The Crotalaria cunninghamii , popularly known as bird flower royal in appearance, it is an endemic plant in Australia and has the curious feature that leaves resemble hummingbirds.
Also, the plant in question is known as the green bird or royal bird.
Specifically, they can be found in the sand dunes that have the beaches in the northwest and inland of that country.
The shape of these flowers is not accidental since it contributes to their pollination by attracting the attention of birds and insects. As it grows in a tropical and subtropical climate, it needs plenty of water and well-drained soil to develop.
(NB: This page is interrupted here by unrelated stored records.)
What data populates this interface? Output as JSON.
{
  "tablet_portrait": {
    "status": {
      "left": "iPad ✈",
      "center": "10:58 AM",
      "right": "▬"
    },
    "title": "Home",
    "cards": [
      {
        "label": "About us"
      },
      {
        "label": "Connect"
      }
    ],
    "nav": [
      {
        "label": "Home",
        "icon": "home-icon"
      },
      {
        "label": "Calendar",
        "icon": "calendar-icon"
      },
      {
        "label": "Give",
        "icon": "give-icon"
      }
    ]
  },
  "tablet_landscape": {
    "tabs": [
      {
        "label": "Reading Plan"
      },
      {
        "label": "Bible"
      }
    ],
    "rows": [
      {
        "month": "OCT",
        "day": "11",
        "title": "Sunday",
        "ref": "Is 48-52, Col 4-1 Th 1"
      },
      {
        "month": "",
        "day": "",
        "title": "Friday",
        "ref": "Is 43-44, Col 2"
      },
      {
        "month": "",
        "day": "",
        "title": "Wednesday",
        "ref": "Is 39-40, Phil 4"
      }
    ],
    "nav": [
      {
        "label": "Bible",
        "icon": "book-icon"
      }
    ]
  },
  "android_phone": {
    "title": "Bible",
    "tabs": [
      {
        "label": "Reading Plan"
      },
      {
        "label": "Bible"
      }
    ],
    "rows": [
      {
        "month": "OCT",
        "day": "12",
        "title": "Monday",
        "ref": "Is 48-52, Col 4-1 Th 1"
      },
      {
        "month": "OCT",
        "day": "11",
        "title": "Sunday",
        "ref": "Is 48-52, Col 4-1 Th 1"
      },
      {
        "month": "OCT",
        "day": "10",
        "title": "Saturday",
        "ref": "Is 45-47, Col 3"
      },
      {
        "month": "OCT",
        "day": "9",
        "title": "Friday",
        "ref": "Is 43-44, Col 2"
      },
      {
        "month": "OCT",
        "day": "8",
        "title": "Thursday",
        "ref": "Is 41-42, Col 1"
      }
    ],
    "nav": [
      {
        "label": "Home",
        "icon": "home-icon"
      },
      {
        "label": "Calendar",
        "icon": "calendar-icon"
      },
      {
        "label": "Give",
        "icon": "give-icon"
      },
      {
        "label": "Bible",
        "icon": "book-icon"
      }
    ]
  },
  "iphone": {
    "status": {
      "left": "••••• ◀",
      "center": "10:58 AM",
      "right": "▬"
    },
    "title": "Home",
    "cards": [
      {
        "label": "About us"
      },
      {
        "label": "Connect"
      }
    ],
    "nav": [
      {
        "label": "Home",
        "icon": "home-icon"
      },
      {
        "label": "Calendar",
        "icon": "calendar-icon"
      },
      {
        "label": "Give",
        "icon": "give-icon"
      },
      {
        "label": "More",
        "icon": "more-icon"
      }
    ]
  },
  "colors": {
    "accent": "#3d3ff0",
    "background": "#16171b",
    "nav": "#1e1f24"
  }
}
Hummingbird-shaped leaves. Its scientific name is due to the British botanist of the early 19th century Allan Cunningham.
According to the Australian Native Plant Society, Aboriginal people often used the plant’s sap to treat eye infections.
The shape of the Crotalaria cunninghamii flower is actually due to a common anatomical feature of legumes. Many have papillionae flowers, which are characterized by irregular clusters of five petals and a large upper petal known as a banner.
While Darwin hypothesized that the unusual form developed under the selective pressure of bee pollinators, this does not mean that the bees themselves think they are pollinating birds. If that were the case, the plant would never have survived.
In fact, it is very unlikely that any non-human person will confuse flowers with birds. What we are experiencing when looking at the photo is something called simulation .
Similar to the illusion we see when looking at trompe-l’oeil paintings –– pictorial technique that tries to deceive the eye by playing with the architectural environment (real or simulated), perceptive , shading and other optical effects ––, our eyes are tricking us into seeing a representation of an object that is not really present.